TASK DESCRIPTION: From the entries below, return every line that includes the word "being".
====
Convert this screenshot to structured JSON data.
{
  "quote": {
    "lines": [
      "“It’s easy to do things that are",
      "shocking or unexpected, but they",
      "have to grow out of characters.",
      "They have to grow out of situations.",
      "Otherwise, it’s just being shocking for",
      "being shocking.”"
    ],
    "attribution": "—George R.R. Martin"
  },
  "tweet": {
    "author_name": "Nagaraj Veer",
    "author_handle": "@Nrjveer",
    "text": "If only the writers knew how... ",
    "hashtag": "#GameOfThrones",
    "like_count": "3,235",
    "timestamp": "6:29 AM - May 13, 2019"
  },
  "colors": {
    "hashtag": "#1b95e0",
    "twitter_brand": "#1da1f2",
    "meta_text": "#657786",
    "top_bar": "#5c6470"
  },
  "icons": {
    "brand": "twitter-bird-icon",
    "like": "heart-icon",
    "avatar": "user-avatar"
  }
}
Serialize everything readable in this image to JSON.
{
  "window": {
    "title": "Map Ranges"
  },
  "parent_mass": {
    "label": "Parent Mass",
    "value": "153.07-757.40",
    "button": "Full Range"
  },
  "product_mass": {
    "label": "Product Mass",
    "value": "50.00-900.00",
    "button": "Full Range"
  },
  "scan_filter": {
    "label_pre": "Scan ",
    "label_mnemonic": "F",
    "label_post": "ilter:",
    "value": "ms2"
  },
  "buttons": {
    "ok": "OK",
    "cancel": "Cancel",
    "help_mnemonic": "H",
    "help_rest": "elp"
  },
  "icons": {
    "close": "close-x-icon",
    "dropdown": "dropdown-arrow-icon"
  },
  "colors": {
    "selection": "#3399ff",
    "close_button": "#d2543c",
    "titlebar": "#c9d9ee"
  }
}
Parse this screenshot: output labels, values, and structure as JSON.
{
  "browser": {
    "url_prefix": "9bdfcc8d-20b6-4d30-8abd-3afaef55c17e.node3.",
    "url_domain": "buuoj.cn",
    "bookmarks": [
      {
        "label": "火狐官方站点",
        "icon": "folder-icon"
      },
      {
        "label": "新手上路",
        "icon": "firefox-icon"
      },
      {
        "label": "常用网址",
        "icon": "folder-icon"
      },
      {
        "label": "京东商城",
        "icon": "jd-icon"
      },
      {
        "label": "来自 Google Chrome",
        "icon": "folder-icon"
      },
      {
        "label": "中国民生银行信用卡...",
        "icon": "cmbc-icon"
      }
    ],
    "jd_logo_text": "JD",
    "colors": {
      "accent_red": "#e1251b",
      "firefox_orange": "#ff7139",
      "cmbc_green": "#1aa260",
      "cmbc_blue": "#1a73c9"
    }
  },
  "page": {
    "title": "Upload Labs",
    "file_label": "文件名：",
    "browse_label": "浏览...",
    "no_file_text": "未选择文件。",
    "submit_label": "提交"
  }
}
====
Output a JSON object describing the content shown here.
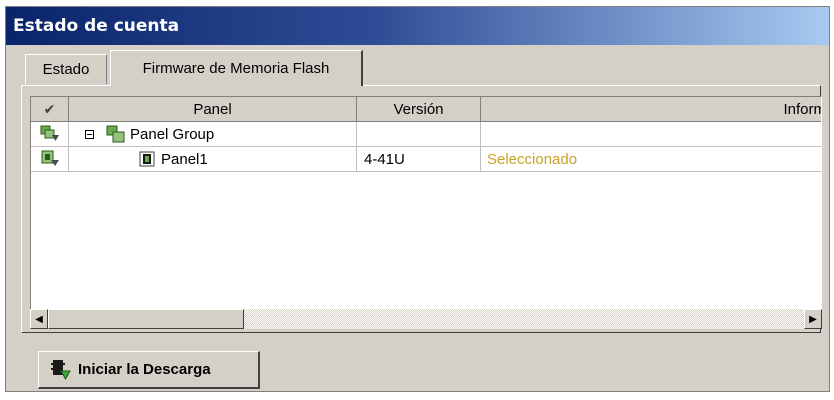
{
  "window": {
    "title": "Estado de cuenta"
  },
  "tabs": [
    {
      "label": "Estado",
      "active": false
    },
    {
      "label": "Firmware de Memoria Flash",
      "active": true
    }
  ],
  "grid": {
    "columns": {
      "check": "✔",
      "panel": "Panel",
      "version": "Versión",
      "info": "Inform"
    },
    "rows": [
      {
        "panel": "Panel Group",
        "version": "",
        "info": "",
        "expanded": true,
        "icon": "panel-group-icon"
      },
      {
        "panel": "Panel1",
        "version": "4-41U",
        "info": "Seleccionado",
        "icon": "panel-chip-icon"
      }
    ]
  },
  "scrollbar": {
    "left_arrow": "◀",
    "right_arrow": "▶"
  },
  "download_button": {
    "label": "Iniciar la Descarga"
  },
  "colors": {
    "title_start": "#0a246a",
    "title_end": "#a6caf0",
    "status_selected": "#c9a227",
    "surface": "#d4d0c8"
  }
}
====
RESPONSE TO THIS TASK:
      "Otherwise, it’s just being shocking for",
      "being shocking.”"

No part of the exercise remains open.